The Ha'iku Stairs, also known as the Stairway to Heaven, form a steep mountain hiking trail that seems to disappear into the skies above Oahu.
The trail got its start as a simple wooden ladder attached to the cliff. It was installed during World War II to facilitate the building of a giant VLF transmitter. As opposed to other VLF-transmitters this station did not use any towers, but antenna cables spun between the cliffs above Ha'iku Valley. These, along with a building at the peak, could transmit signals that could reach submarines submerged in the waters of Tokyo Bay.

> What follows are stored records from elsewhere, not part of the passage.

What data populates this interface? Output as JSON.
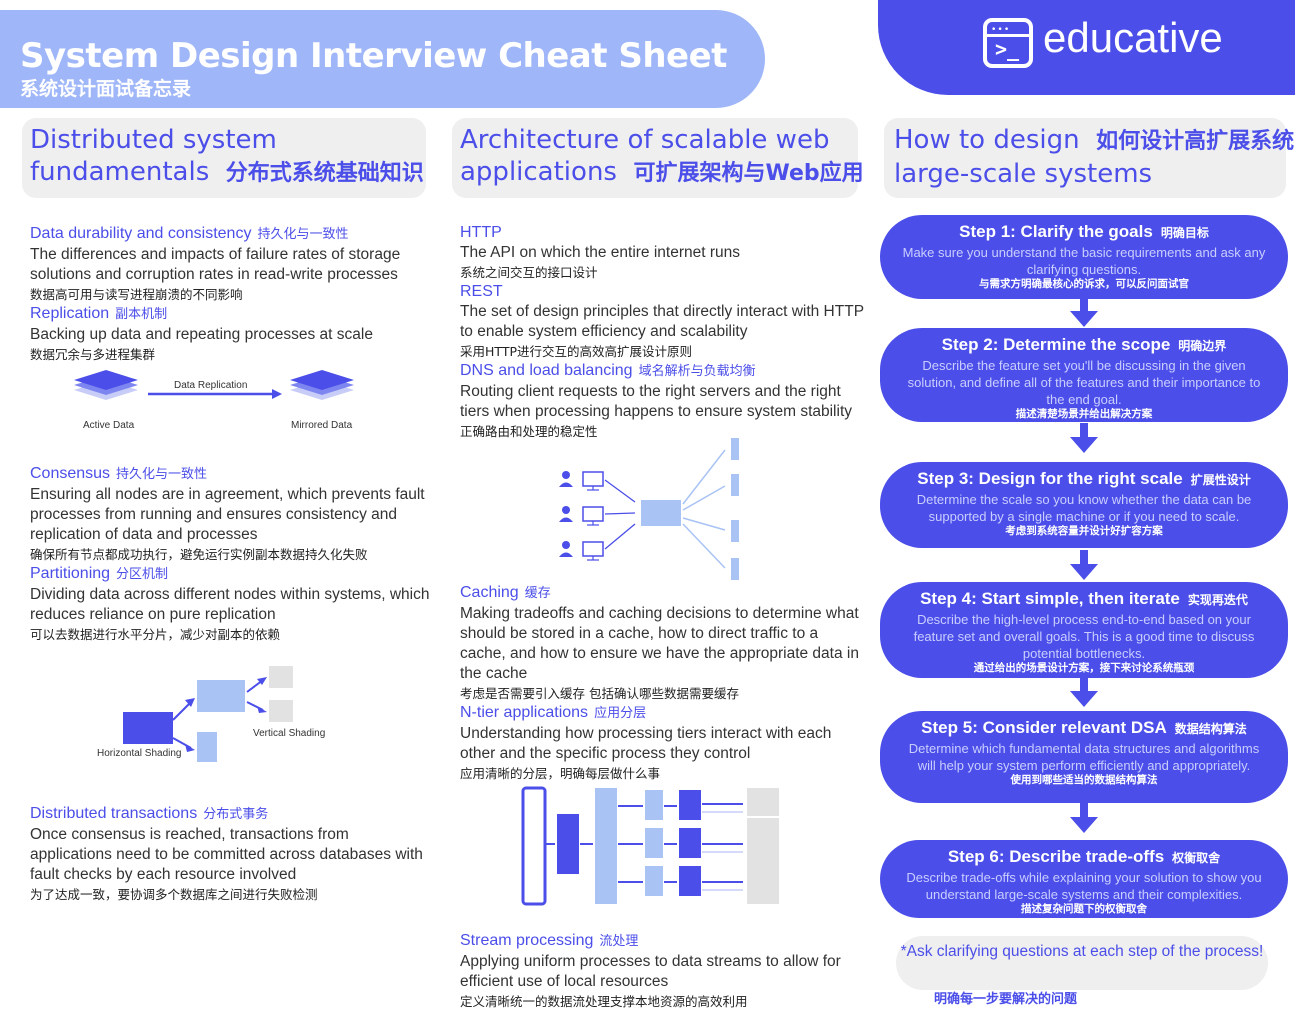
{
  "header": {
    "title": "System Design Interview Cheat Sheet",
    "title_cn": "系统设计面试备忘录",
    "brand": "educative",
    "brand_color": "#4b4ee8",
    "banner_color": "#9fb6f8"
  },
  "columns": [
    {
      "title_en_line1": "Distributed system",
      "title_en_line2": "fundamentals",
      "title_cn": "分布式系统基础知识"
    },
    {
      "title_en_line1": "Architecture of scalable web",
      "title_en_line2": "applications",
      "title_cn": "可扩展架构与Web应用"
    },
    {
      "title_en_line1": "How to design",
      "title_en_line2": "large-scale systems",
      "title_cn": "如何设计高扩展系统"
    }
  ],
  "col1": [
    {
      "title": "Data durability and consistency",
      "title_cn": "持久化与一致性",
      "body": "The differences and impacts of failure rates of storage solutions and corruption rates in read-write processes",
      "cn": "数据高可用与读写进程崩溃的不同影响"
    },
    {
      "title": "Replication",
      "title_cn": "副本机制",
      "body": "Backing up data and repeating processes at scale",
      "cn": "数据冗余与多进程集群"
    },
    {
      "title": "Consensus",
      "title_cn": "持久化与一致性",
      "body": "Ensuring all nodes are in agreement, which prevents fault processes from running and ensures consistency and replication of data and processes",
      "cn": "确保所有节点都成功执行，避免运行实例副本数据持久化失败"
    },
    {
      "title": "Partitioning",
      "title_cn": "分区机制",
      "body": "Dividing data across different nodes within systems, which reduces reliance on pure replication",
      "cn": "可以去数据进行水平分片，减少对副本的依赖"
    },
    {
      "title": "Distributed transactions",
      "title_cn": "分布式事务",
      "body": "Once consensus is reached, transactions from applications need to be committed across databases with fault checks by each resource involved",
      "cn": "为了达成一致，要协调多个数据库之间进行失败检测"
    }
  ],
  "col2": [
    {
      "title": "HTTP",
      "title_cn": "",
      "body": "The API on which the entire internet runs",
      "cn": "系统之间交互的接口设计"
    },
    {
      "title": "REST",
      "title_cn": "",
      "body": "The set of design principles that directly interact with HTTP to enable system efficiency and scalability",
      "cn": "采用HTTP进行交互的高效高扩展设计原则"
    },
    {
      "title": "DNS and load balancing",
      "title_cn": "域名解析与负载均衡",
      "body": "Routing client requests to the right servers and the right tiers when processing happens to ensure system stability",
      "cn": "正确路由和处理的稳定性"
    },
    {
      "title": "Caching",
      "title_cn": "缓存",
      "body": "Making tradeoffs and caching decisions to determine what should be stored in a cache, how to direct traffic to a cache, and how to ensure we have the appropriate data in the cache",
      "cn": "考虑是否需要引入缓存 包括确认哪些数据需要缓存"
    },
    {
      "title": "N-tier applications",
      "title_cn": "应用分层",
      "body": "Understanding how processing tiers interact with each other and the specific process they control",
      "cn": "应用清晰的分层，明确每层做什么事"
    },
    {
      "title": "Stream processing",
      "title_cn": "流处理",
      "body": "Applying uniform processes to data streams to allow for efficient use of local resources",
      "cn": "定义清晰统一的数据流处理支撑本地资源的高效利用"
    }
  ],
  "diagrams": {
    "replication": {
      "arrow_label": "Data Replication",
      "left_label": "Active Data",
      "right_label": "Mirrored Data"
    },
    "partitioning": {
      "vertical_label": "Vertical Shading",
      "horizontal_label": "Horizontal Shading"
    }
  },
  "steps": [
    {
      "title": "Step 1: Clarify the goals",
      "title_cn": "明确目标",
      "desc": "Make sure you understand the basic requirements and ask any clarifying questions.",
      "cn": "与需求方明确最核心的诉求，可以反问面试官"
    },
    {
      "title": "Step 2: Determine the scope",
      "title_cn": "明确边界",
      "desc": "Describe the feature set you'll be discussing in the given solution, and define all of the features and their importance to the end goal.",
      "cn": "描述清楚场景并给出解决方案"
    },
    {
      "title": "Step 3: Design for the right scale",
      "title_cn": "扩展性设计",
      "desc": "Determine the scale so you know whether the data can be supported by a single machine or if you need to scale.",
      "cn": "考虑到系统容量并设计好扩容方案"
    },
    {
      "title": "Step 4: Start simple, then iterate",
      "title_cn": "实现再迭代",
      "desc": "Describe the high-level process end-to-end based on your feature set and overall goals. This is a good time to discuss potential bottlenecks.",
      "cn": "通过给出的场景设计方案，接下来讨论系统瓶颈"
    },
    {
      "title": "Step 5: Consider relevant DSA",
      "title_cn": "数据结构算法",
      "desc": "Determine which fundamental data structures and algorithms will help your system perform efficiently and appropriately.",
      "cn": "使用到哪些适当的数据结构算法"
    },
    {
      "title": "Step 6: Describe trade-offs",
      "title_cn": "权衡取舍",
      "desc": "Describe trade-offs while explaining your solution to show you understand large-scale systems and their complexities.",
      "cn": "描述复杂问题下的权衡取舍"
    }
  ],
  "ask": {
    "text": "*Ask clarifying questions at each step of the process!",
    "cn": "明确每一步要解决的问题"
  }
}
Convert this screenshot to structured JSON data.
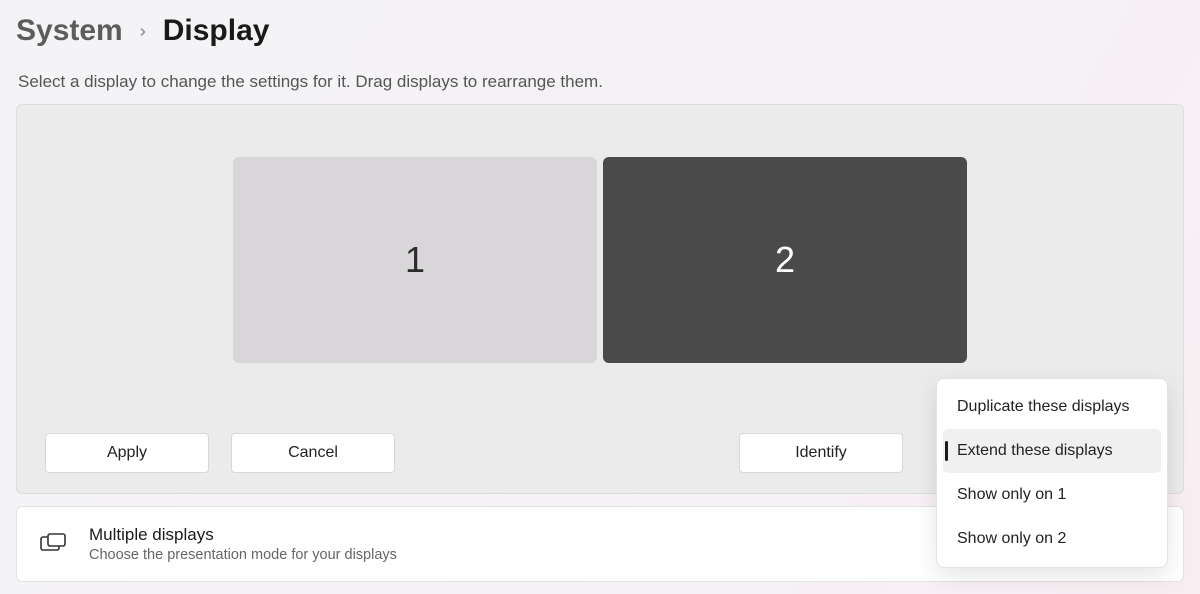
{
  "breadcrumb": {
    "parent": "System",
    "current": "Display"
  },
  "hint_text": "Select a display to change the settings for it. Drag displays to rearrange them.",
  "monitors": {
    "m1_label": "1",
    "m2_label": "2",
    "selected": 2
  },
  "panel_buttons": {
    "apply": "Apply",
    "cancel": "Cancel",
    "identify": "Identify"
  },
  "mode_dropdown": {
    "options": [
      "Duplicate these displays",
      "Extend these displays",
      "Show only on 1",
      "Show only on 2"
    ],
    "selected_index": 1
  },
  "tile": {
    "title": "Multiple displays",
    "subtitle": "Choose the presentation mode for your displays"
  }
}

In the 1950s, the wooden stairway was replaced by metal stairs and ramps -- 3,922 steps in all. The stairway became off-limits in 1987, when vandals destroyed three of its sections. Undeterred, thrill-seeking hikers soon took to sneaking up the stairs, incurring the ire of local residents.

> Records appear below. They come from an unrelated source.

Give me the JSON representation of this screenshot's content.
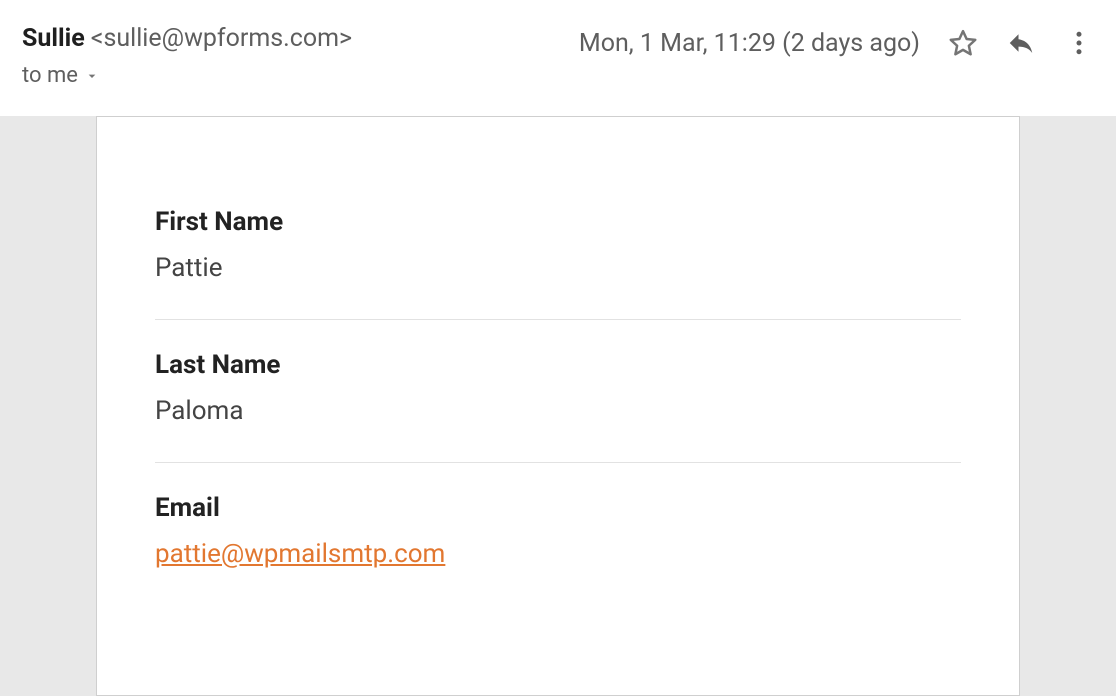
{
  "header": {
    "sender_name": "Sullie",
    "sender_email": "<sullie@wpforms.com>",
    "to_label": "to me",
    "date_text": "Mon, 1 Mar, 11:29 (2 days ago)"
  },
  "body": {
    "fields": [
      {
        "label": "First Name",
        "value": "Pattie"
      },
      {
        "label": "Last Name",
        "value": "Paloma"
      },
      {
        "label": "Email",
        "value": "pattie@wpmailsmtp.com",
        "is_link": true
      }
    ]
  },
  "colors": {
    "link": "#e27730",
    "body_bg": "#e8e8e8",
    "text_primary": "#1f1f1f",
    "text_secondary": "#5e5e5e"
  }
}
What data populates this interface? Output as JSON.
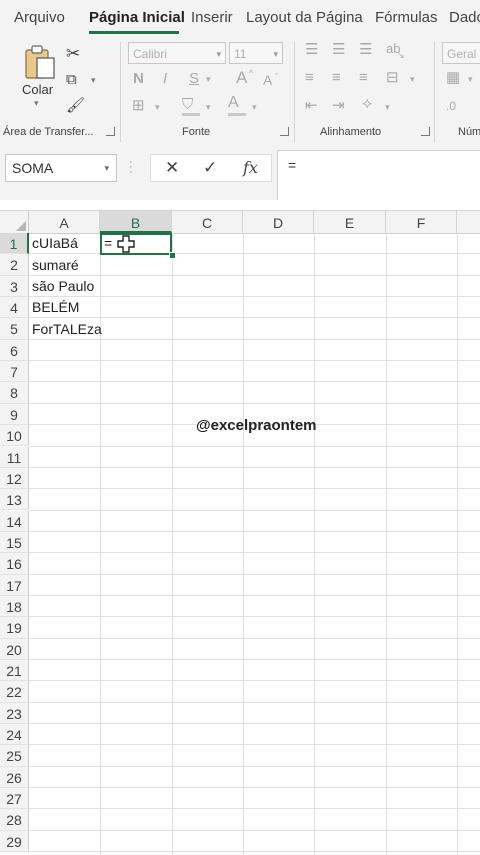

Though the city repaired the broken and rusted segments in 2002 with the intent of opening the Ha’iku stairs to the public, community complaints and liability concerns have kept them closed. At just 18 inches wide, and more like a ladder in the steepest sections, the steps require climbers to travel single-file and make passing others difficult. A handrail on each side offers protection from tumbles down the mountain, but those rails -- and the stairs -- are often wet and slippery from the humidity.
To score a spectacular view of the sunrise, you’ll need to start your hike up Ha’iku stairs in the dead of night. Each day at about 5am, a security guard arrives at the foot of the stairs to enforce the no-trespassing rule. If you can find your way through the pitch-black jungle before the guard arrives, you’ll be able to hike to the summit and back without getting into trouble. (As long as you are quiet and polite, the guard may even congratulate you or take a group photo when you arrive back at the bottom.) The reward for completing the adrenalin-fueled, mist-shrouded ascent is a glorious 360-degree view of Oahu.